[App and web page records]
_ _ _

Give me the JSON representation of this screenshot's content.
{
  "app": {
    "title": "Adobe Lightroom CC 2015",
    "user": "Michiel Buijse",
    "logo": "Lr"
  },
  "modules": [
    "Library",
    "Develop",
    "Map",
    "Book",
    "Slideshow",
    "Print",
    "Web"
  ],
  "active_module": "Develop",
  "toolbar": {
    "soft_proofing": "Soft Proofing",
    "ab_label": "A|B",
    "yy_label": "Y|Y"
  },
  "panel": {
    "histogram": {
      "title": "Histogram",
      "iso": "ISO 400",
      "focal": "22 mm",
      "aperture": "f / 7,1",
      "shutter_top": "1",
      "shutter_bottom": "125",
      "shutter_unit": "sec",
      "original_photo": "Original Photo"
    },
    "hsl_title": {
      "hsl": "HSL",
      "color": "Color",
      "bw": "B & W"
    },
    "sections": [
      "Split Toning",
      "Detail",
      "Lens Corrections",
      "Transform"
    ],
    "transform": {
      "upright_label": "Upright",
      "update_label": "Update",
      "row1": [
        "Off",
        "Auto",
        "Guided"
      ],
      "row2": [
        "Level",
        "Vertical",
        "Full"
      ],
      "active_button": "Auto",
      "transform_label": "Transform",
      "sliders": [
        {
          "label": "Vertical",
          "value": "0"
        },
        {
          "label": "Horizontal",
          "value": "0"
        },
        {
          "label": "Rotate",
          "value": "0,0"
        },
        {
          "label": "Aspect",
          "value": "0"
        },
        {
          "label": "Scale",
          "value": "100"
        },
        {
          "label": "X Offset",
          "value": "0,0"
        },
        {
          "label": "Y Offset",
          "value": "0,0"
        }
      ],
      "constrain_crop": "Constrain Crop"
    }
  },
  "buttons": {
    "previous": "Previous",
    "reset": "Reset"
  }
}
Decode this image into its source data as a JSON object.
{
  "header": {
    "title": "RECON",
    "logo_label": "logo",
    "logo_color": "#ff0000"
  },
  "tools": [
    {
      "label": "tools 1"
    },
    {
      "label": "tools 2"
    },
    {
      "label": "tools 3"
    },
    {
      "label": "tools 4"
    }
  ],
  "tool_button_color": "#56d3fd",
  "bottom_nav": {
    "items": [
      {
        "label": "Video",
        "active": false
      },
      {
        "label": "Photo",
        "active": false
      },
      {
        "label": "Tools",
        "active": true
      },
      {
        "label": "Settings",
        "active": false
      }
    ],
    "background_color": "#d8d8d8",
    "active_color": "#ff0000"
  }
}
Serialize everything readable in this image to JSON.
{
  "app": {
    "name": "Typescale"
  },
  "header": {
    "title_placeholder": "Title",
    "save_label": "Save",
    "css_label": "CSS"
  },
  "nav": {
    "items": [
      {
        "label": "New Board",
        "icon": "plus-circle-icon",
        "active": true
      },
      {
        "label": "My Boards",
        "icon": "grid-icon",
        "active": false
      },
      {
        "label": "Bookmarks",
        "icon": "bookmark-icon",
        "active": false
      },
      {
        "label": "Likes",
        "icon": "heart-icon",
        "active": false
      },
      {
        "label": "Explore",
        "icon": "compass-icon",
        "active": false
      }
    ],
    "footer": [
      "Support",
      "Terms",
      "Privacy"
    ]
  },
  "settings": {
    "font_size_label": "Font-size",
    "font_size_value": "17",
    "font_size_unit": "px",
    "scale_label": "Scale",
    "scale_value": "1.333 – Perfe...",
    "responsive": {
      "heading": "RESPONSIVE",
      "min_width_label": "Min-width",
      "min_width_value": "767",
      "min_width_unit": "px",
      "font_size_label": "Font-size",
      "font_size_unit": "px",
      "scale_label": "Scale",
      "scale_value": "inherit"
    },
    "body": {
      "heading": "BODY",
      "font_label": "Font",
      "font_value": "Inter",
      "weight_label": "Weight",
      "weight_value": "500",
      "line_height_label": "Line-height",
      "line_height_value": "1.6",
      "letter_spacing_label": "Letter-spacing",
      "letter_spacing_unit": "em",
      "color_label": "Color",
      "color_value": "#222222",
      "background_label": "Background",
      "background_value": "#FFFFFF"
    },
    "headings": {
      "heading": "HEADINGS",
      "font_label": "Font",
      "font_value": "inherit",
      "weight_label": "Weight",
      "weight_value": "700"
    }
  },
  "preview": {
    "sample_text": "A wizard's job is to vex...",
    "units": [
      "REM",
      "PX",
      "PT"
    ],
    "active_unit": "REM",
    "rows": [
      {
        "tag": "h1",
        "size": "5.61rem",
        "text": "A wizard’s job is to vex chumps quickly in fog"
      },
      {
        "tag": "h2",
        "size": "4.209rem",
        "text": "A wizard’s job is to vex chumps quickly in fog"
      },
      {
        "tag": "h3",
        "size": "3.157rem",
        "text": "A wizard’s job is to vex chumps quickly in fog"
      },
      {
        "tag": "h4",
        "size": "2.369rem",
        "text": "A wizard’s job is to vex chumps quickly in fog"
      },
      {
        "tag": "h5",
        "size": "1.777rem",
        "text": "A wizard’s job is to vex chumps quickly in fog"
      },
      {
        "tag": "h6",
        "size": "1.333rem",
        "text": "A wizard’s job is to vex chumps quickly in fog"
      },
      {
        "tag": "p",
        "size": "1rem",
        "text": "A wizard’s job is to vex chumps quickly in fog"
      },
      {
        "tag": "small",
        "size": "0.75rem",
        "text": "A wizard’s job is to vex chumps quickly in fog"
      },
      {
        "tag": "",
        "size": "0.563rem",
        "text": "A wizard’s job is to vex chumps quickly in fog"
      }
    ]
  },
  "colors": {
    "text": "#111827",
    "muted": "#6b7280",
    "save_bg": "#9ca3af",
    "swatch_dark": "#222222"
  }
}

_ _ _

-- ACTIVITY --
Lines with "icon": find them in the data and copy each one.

-- COMPLETED TASK --
        "icon": "plus-circle-icon",
        "icon": "grid-icon",
        "icon": "bookmark-icon",
        "icon": "heart-icon",
        "icon": "compass-icon",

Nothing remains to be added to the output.